After a few seconds I transitioned into a run, and the crowds were awesome. I had pain, but it seemed that it would be manageable. I immediately tried to put it out of my mind and focus on running; strong, but steady. I knew given the circumstances, I’d likely not be posting a PR run split today, and the gap to Heather was about 15 minutes. A quick assessment told me the dumbest thing I could do was run too fast too soon and blow up; rather, control myself, try to relax and run as normally as possible and hope to make back some time.
The run course in CdA is very scenic. But I only enjoyed about 8 miles of it before it turned ugly. I saw Derick at mile 10 (at which point I had moved into 2nd) and I told him I was hurting bad. Which was the truth. I was already physically just in a place that I didn’t hit much at Texas. I came in and out of this ‘bad place’ for the next 16 miles, but it felt like I spent more time on the bad side. This is where it became entirely mental. I had to remind myself that 2nd would be great today. That would accomplish what I came here to do. I told myself this shit is supposed to be hard. I told myself to savor it, I was RUNNING… to be grateful my body was holding up…to be thankful I was here; I would not have even been at Coeur d’Alene if Texas had not gone so well. Don’t be greedy, Kelly. I had so much to be thankful for, the last thing I could do was feel sorry for myself; even those two times that I slowed to a brief walk.
At 20 miles, I told myself “This is just 2x5k’s! You love 5k’s!”
At 23 miles, I told myself “Only a 5k to go! You love 5k’s!”
I’m pretty sure that mile 25-26.2 was long. Anyone agree!? Sherman Avenue could not come soon enough. When I made the final turn, and I could see the finish banner, I tried to give it all I had left, which was not much. I realized I had a hell of a lot to appreciate right now, given all the uncertainties, worries and doubts only 10 hours ago. It definitely is a dose of humble pie to realize how vastly different one Ironman finish can be from another!

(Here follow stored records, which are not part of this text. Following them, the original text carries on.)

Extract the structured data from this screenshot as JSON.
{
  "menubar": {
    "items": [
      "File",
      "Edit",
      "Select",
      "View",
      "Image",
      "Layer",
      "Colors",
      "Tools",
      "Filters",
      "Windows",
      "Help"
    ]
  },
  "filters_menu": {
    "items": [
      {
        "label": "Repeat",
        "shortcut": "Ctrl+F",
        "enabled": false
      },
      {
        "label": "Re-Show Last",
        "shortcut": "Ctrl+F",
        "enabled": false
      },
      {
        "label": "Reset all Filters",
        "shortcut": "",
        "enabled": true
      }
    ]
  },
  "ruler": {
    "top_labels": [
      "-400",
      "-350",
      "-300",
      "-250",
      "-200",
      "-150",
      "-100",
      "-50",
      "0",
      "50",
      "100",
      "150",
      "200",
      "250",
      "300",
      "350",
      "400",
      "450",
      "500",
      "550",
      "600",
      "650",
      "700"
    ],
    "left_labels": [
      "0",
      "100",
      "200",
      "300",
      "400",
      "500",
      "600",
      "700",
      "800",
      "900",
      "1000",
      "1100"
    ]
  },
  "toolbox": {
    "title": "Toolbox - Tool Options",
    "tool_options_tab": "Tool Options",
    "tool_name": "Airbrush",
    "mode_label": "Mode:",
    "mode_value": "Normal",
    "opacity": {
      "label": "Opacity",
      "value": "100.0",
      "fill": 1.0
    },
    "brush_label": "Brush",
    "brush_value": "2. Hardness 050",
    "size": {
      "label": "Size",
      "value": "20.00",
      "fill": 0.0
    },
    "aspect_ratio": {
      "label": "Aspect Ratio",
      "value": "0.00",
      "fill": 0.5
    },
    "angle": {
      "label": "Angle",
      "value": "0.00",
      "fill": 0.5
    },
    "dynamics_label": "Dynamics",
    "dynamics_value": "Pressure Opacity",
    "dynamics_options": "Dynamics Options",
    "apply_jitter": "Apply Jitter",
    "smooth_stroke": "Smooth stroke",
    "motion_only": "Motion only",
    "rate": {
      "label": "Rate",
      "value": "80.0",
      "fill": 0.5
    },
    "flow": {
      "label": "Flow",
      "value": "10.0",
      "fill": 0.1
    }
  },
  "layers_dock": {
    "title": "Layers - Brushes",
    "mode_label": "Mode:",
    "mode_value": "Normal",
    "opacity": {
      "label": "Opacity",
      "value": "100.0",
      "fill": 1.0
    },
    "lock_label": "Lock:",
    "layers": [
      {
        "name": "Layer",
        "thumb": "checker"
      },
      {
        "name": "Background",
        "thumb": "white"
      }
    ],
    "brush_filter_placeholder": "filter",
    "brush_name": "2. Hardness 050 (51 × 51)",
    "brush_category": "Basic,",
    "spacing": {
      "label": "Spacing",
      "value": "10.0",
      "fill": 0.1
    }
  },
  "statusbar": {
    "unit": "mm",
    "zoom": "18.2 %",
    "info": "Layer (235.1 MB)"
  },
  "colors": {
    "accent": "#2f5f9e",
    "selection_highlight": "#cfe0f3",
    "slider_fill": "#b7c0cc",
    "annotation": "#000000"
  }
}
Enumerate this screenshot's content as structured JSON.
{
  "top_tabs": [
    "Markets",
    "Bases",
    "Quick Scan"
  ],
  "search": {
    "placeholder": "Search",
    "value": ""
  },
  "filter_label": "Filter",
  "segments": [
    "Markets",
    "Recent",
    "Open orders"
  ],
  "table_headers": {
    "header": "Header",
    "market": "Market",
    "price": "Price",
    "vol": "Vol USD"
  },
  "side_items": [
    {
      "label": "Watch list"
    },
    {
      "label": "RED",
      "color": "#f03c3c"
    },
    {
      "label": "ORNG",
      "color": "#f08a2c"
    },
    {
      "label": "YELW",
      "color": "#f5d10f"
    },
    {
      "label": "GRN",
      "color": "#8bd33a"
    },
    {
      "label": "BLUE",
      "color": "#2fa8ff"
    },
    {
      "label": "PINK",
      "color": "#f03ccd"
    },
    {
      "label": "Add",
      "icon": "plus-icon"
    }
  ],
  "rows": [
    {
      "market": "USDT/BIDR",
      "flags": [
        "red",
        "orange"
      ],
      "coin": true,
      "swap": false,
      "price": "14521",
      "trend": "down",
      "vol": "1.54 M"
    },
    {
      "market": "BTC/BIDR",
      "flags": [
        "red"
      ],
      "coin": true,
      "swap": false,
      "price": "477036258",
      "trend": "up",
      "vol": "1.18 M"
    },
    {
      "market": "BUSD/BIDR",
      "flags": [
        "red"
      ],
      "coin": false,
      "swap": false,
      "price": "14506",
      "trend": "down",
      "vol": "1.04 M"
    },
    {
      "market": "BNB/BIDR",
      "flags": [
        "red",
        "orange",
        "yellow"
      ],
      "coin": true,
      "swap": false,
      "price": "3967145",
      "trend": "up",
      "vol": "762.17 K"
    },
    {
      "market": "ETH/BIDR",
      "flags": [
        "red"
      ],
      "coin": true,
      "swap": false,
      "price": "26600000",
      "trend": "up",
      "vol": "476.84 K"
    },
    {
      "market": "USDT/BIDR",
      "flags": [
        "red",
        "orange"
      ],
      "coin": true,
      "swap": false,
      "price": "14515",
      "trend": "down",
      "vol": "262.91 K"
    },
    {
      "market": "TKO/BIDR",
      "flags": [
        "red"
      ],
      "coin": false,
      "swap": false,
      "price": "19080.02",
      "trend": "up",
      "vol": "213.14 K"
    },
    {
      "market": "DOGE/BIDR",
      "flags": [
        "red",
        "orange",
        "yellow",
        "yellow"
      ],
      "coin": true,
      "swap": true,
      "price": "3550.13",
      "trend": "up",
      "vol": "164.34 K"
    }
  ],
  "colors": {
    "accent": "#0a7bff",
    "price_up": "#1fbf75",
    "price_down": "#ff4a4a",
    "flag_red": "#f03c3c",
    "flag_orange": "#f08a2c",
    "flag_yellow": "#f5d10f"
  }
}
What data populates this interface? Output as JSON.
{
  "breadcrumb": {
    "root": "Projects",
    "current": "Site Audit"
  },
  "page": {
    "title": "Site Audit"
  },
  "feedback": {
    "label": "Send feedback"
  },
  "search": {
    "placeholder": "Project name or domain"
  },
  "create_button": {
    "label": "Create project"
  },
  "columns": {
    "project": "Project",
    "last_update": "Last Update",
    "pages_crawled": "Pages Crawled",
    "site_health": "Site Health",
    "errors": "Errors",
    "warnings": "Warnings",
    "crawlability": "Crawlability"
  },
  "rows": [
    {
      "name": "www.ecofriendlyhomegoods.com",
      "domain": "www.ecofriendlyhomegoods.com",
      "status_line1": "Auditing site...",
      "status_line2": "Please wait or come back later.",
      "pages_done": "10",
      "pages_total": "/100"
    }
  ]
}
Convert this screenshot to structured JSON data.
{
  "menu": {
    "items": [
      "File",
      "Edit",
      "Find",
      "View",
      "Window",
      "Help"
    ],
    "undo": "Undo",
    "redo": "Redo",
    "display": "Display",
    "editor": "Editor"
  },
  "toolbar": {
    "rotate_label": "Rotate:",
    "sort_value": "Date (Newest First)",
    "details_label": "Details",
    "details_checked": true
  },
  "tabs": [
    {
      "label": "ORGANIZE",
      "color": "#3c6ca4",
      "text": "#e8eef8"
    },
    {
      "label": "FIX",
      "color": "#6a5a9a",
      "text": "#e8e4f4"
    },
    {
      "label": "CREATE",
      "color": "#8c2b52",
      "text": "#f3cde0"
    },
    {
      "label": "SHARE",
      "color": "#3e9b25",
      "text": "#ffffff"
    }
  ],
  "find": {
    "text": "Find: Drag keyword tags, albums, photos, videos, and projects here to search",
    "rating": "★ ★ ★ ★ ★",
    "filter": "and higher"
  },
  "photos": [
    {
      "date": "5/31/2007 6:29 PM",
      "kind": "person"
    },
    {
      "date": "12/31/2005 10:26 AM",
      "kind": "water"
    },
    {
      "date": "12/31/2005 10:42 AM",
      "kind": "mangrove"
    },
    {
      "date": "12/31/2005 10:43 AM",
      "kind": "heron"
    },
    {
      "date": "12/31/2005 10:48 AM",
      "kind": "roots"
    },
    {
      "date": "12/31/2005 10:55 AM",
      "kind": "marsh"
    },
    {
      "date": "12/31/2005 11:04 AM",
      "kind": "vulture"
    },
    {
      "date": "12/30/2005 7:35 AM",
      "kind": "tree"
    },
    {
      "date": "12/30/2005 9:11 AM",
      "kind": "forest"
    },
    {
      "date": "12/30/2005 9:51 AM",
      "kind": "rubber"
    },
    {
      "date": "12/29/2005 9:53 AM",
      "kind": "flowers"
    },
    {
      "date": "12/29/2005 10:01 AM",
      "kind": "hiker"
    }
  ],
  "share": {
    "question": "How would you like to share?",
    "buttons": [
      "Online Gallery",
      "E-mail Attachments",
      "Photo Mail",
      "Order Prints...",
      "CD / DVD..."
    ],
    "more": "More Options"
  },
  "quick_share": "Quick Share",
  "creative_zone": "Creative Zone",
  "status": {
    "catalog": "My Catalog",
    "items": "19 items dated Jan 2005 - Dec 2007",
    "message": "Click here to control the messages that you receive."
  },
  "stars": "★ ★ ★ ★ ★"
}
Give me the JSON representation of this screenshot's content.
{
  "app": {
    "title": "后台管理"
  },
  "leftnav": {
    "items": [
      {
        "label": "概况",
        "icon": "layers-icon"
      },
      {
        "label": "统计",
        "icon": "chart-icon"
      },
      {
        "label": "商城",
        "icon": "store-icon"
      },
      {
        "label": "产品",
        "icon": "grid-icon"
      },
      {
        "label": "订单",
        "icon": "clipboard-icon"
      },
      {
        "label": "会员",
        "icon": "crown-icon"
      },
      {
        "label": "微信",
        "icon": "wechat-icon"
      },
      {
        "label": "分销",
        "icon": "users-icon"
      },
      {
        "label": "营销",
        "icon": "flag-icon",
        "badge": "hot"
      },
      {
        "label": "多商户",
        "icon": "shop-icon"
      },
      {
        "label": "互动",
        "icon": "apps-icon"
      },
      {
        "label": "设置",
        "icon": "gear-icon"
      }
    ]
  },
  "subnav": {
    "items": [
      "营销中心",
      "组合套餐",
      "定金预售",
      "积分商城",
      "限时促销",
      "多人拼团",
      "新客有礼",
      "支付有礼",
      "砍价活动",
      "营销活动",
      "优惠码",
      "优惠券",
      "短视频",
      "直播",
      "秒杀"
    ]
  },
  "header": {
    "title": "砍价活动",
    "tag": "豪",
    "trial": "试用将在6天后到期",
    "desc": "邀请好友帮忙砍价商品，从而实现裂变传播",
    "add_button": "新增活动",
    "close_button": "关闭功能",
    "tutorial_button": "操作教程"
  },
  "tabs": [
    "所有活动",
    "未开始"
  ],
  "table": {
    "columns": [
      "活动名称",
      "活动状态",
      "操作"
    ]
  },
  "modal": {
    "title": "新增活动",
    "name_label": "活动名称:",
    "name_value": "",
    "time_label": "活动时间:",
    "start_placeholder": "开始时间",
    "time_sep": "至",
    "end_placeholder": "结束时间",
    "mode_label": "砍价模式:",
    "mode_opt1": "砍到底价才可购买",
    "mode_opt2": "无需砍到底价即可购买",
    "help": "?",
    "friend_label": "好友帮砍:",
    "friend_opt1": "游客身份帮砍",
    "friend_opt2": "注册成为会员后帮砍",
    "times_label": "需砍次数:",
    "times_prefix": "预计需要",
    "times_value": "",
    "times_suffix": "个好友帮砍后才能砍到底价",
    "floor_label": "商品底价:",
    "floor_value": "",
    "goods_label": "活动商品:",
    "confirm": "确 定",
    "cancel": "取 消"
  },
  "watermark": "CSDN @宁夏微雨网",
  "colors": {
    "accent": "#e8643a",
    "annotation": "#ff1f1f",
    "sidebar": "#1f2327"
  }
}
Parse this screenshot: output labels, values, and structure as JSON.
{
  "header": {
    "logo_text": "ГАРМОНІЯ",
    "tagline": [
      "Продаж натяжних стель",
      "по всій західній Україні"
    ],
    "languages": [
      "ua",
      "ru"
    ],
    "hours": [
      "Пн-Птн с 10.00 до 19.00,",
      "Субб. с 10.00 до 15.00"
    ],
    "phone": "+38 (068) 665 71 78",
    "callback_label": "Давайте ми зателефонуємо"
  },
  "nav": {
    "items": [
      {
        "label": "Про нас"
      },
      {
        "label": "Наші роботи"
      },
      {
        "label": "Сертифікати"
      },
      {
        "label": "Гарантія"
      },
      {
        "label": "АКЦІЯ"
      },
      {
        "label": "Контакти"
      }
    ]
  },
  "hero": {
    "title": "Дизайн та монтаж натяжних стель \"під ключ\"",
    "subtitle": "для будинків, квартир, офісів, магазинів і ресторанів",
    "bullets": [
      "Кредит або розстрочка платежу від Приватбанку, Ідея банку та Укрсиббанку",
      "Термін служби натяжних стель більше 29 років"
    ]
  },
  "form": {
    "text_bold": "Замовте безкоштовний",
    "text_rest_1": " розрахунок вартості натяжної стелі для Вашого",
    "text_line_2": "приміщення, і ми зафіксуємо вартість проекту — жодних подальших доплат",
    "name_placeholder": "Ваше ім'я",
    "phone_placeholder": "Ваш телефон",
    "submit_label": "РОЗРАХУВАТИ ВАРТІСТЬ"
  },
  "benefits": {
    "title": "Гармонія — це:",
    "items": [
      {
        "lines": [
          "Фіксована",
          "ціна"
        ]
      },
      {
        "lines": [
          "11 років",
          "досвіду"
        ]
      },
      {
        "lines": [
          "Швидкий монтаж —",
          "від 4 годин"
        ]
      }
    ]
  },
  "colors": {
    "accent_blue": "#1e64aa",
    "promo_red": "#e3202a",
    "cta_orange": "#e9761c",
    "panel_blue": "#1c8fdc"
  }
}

One thing I noticed after this one was how many times my husband Derick (and coach, but #1 he is my husband) said to me “I’m so proud of you.” I truly did not feel like what I did was that great, especially when I saw my time splits… it was rather slow! But, he meant, and I knew, it took a hell of a lot of guts to face the fears I had going into it. Do I feel like I would have had 15 minutes more in me without the back incident? Likely not. This was Heather’s race to win, and that she did, in impressive fashion as she has been doing all year. Had I hoped to of been closer to the win? Of course. But every situation must be taken in context. In hindsight, I had to separate myself from being perfect today and realize it was about playing the hand I was dealt and giving it 100% effort. I know I did, and for that, I too am proud.
Thank you to my sponsors, my husband Derick, our amazing homestay Paul and Stephanie Brown and their pup Murphy Brown (he kept us relaxed… or was that the wine they fed us?) my massage/physical therapist and friend Kendal Jacobson who fielded frantic text messages from me prior to the race, and my ever-supportive family and friends. I hope this race showed that even when the going gets a little ugly, you can know I’ll give it all that I’ve got. Next up is some rest, and some finger crossing that my efforts will land me a spot in Kona come October.
Thanks for stopping by,
Photo by James Richman
Photo by James Richman
When you’re looking at the ground on the run, it ain’t good….
Photo by Sue Hutter
This is Murphy Brown!